Thus, grounded theory seeks to find meaning in data and find a core concept/category/theory/variable.  Ethnography tends to seek meaning in the customs of people, which can exist in a single case study.  Phenomenology seeks to study the phenomena that have occurred while keeping in mind all the possible variables that can influence it.  So, a certain topic can be explored using each of these methods, and they are looking at the same problem just with different preconceptions (or lack thereof), thus adding to the further understanding of that topic.  These are all collection of data methods, whereas case studies are a research strategy.

A problem needs to arise in order for research to occur.  A gap in knowledge can be seen as a problem.  Thus, case studies are a strategy that can be used to help shine some light at that gap and using any of the techniques aforementioned the research can try to fill in that gap of knowledge.  If you are aiming for grounded theory, you may have a ton of case studies to look through to seek common themes, whereas ethnography may be concerned about one or two cases and what happened in those cases.  Phenomenology can use as many case studies necessary to explore any particular phenomena in question.

Case Studies Research (Yin, 1981): Can contain both qualitative and quantitative data (e.g. fieldwork, records, reports, verbal reports, observations, memos, etc.), and it is independent of any particular data collection method.  Case studies concern themselves in a real-life phenomenon, and when the boundaries between phenomenon and context are not known, yet aim to be either exploratory, descriptive and/or explanatory.  It is a strategy similar to experiments, simulations, and histories.

Since, case studies can be “an accurate rendition of the facts of the case” (Yin, 1981), most of that data cannot be described quantitatively in a quick manner.

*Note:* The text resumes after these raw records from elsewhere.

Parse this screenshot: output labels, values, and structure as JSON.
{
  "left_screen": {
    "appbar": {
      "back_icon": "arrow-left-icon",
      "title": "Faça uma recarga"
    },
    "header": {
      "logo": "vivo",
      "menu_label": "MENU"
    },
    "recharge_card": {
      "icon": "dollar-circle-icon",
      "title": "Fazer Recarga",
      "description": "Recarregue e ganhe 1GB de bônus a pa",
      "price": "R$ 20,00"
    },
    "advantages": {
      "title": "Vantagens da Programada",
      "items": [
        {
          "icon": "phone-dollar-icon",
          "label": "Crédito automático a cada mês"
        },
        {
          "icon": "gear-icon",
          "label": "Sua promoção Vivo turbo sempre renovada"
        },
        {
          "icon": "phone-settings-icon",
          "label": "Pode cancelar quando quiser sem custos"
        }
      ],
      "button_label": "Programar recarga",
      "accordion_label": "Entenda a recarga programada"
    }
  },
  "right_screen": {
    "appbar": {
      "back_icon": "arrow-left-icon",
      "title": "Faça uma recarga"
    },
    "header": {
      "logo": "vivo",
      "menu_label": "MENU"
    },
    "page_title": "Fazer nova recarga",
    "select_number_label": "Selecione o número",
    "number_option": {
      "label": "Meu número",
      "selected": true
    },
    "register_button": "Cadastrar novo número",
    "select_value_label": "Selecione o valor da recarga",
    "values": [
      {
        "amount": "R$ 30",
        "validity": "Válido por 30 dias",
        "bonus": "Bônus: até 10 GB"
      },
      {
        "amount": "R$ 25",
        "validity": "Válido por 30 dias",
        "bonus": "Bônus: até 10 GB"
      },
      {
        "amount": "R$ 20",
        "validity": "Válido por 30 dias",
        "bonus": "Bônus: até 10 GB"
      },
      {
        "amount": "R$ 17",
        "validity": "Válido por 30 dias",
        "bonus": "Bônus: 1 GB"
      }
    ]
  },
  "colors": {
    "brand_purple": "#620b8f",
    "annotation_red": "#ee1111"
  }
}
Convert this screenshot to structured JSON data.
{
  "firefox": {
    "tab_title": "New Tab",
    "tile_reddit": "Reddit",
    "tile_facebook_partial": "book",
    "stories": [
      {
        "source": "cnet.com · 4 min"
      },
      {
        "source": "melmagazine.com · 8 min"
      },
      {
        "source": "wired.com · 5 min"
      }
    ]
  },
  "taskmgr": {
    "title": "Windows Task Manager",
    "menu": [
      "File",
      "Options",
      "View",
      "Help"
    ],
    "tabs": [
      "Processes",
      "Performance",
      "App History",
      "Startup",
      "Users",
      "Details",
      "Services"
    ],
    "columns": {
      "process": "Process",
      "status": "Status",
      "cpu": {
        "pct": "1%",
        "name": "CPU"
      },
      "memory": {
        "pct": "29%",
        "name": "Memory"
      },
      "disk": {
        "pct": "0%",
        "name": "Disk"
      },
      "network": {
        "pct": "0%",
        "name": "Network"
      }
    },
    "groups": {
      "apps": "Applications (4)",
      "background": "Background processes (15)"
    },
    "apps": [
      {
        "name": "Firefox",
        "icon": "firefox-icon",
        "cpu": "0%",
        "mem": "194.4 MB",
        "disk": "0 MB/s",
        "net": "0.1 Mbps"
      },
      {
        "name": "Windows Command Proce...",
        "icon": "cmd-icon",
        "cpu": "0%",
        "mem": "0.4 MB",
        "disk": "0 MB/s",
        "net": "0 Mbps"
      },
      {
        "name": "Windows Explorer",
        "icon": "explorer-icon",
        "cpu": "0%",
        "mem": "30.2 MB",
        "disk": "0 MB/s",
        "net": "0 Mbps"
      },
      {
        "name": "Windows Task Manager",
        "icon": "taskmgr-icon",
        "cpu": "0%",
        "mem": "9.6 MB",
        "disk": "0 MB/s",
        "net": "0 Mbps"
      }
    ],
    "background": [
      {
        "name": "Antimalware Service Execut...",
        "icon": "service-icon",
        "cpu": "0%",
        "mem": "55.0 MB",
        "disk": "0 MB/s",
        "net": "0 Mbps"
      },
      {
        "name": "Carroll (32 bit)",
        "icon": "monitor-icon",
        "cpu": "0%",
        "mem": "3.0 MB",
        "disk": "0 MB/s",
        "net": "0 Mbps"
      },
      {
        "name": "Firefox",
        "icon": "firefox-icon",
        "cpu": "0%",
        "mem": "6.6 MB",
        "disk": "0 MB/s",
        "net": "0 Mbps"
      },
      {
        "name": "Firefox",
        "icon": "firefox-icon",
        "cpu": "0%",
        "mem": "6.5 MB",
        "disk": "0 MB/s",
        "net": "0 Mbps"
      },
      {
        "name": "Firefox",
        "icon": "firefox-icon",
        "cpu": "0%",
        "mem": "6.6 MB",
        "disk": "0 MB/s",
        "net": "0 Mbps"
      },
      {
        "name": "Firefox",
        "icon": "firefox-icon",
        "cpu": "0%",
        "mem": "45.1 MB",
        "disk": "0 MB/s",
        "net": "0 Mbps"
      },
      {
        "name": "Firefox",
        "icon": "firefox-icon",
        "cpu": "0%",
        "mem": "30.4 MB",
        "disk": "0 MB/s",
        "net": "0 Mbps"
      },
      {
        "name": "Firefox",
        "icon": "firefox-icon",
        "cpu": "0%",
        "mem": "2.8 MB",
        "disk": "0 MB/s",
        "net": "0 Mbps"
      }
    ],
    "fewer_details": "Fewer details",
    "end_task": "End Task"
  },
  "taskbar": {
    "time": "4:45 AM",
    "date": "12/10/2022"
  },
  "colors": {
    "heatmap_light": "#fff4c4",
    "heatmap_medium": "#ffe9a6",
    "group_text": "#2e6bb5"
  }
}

Sometimes, descriptions and qualitative data paint the picture of what is being studied much more clearly than if we were to do this with just numbers.  Can you picture that over a million people saw the ball drop on Time Square in 2015, or 14 blocks of thousands of people adorned in foam Planet Fitness hats and waving purple noodle balloons, eagerly cheered as the ball dropped on Time Square in 2015. This is why most case study research involves the collection of qualitative data.

References:

  • Atkinson, P., & Hammersley, M. (1994). Ethnography and participant observation. Handbook of qualitative research, 1(23), 248-261.
  • Glaser, B. G., & Holton, J. (2004, May). Remodeling grounded theory. In Forum Qualitative Sozialforschung/Forum: Qualitative Social Research (Vol. 5, No. 2).
  • Giorgi, A. (2008). Difficulties encountered in the application of the phenomenological method in the social sciences. Indo-Pacific Journal of Phenomenology, 8(1).
  • Mead, M. (1933). More comprehensive field methods. American Anthropologist, 35(1), 1-15.
  • Yin, R. K. (1981). The case study crisis: Some answers. Administrative science quarterly, 58-65.